**Exercise details:** Restate each record below word for word, skipping images.

**Supplied records:**
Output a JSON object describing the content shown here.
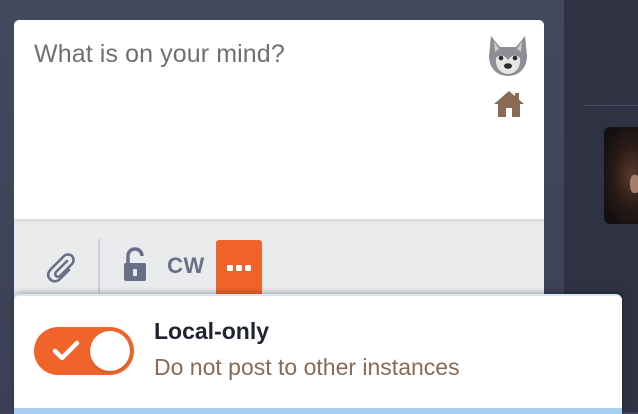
{
  "compose": {
    "placeholder": "What is on your mind?",
    "avatar_icon": "wolf-avatar-icon",
    "visibility_icon": "home-icon"
  },
  "toolbar": {
    "attach_icon": "paperclip-icon",
    "privacy_icon": "unlock-icon",
    "cw_label": "CW",
    "more_icon": "ellipsis-icon"
  },
  "dropdown": {
    "option": {
      "title": "Local-only",
      "description": "Do not post to other instances",
      "enabled": true
    }
  },
  "colors": {
    "accent": "#f0632b",
    "icon_gray": "#686f87",
    "description_brown": "#8a6a52",
    "background": "#3f4458"
  }
}
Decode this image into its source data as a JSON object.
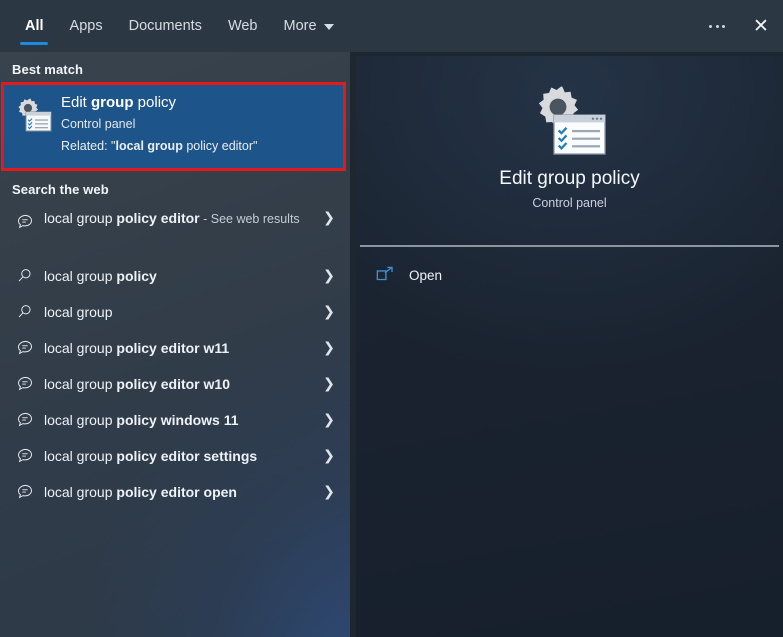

**Response area:**
Output a JSON object describing the content shown here.
{
  "compose": {
    "placeholder": "What is on your mind?",
    "avatar_icon": "wolf-avatar-icon",
    "visibility_icon": "home-icon"
  },
  "toolbar": {
    "attach_icon": "paperclip-icon",
    "privacy_icon": "unlock-icon",
    "cw_label": "CW",
    "more_icon": "ellipsis-icon"
  },
  "dropdown": {
    "option": {
      "title": "Local-only",
      "description": "Do not post to other instances",
      "enabled": true
    }
  },
  "colors": {
    "accent": "#f0632b",
    "icon_gray": "#686f87",
    "description_brown": "#8a6a52",
    "background": "#3f4458"
  }
}
Decode this image into its source data as a JSON object.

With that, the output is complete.